I made a similar stuffed Chicken Breast recipe last year but wanted to revamp it and so my Chicken Breasts stuffed with Maille Mustard and wrapped in Parma Ham was created. Within the chicken there is a hidden secret of cheesy goodness (two types no less!) and I served the chicken with balsamic glazed carrots and creamy mash potato. It’s quick, very easy to create and hardly any mess. Sounds good to me!

hicken Breast stuffed with Maille Mustard and Cheese with Mashed Potatoes Garlic Mushrooms and Balsamic Glazed Carrots

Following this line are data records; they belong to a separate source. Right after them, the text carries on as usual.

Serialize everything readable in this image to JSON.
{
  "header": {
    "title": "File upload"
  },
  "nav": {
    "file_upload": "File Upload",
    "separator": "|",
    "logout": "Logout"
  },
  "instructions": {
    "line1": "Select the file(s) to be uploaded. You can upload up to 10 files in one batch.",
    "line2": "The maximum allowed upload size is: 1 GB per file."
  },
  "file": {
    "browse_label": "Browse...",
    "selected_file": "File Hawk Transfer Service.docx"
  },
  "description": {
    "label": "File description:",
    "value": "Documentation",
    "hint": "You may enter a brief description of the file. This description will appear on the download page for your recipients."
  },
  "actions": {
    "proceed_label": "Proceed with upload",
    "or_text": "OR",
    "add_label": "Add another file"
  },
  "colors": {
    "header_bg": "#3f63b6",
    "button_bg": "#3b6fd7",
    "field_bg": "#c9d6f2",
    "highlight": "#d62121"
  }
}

Chicken Breast stuffed with Maille Mustard & wrapped in Parma Ham with Maille Balsamic Glazed Carrots

Prep Time: 20 minutes

Cook Time: 25 minutes

Total Time: 45 minutes

Serving Size: 4


  • 4 Chicken Breasts
  • 4 tbsp Balsamic Vinegar with Bitter Orange Peel
  • 4 tbsp Mustard with White Wine, Roasted Onions and Wild Thyme
  • 8 slices of Parma Ham
  • Grated Mature Cheddar Cheese
  • Grated Mozzarella Cheese
  • Salt
  • Pepper
  • Carrots Batons
  • Cocktail Sticks


  1. Preheat oven to 180° celsius
  2. Butterfly each chicken breast and then spread 1 tbsp of mustard on one side. Sprinkle the two types of grated cheese on top of the mustard and then fold over.
  3. On a clean surface, put two slices of Parma ham down, slightly overlapping each other and the stuffed chicken breast on top. Wrap the Parma ham around the chicken slowly until it is all covered. Secure with a cocktail stick and place on a baking tray. Repeat all the steps until all 4 breasts have been done and then place in the middle of the oven for 20-25 minutes.
  4. Parboil the carrot batons for 5 minutes and then drain into an oven proof dish. Drizzle balsamic vinegar over the carrots and then place in the oven at the same time as the chicken for 20 minutes or until al dente.
  5. The Parma ham should be cripsy and the juices running clear from the chicken when it is fully cooked. If the juices are still not running clear, pop it back into the oven for another 5-10 minutes.
  6. Serve the chicken with your choice of vegetables. I served mine with creamy mash potatoes and garlic mushrooms. The dish would also work well with rosemary and garlic roast potatoes.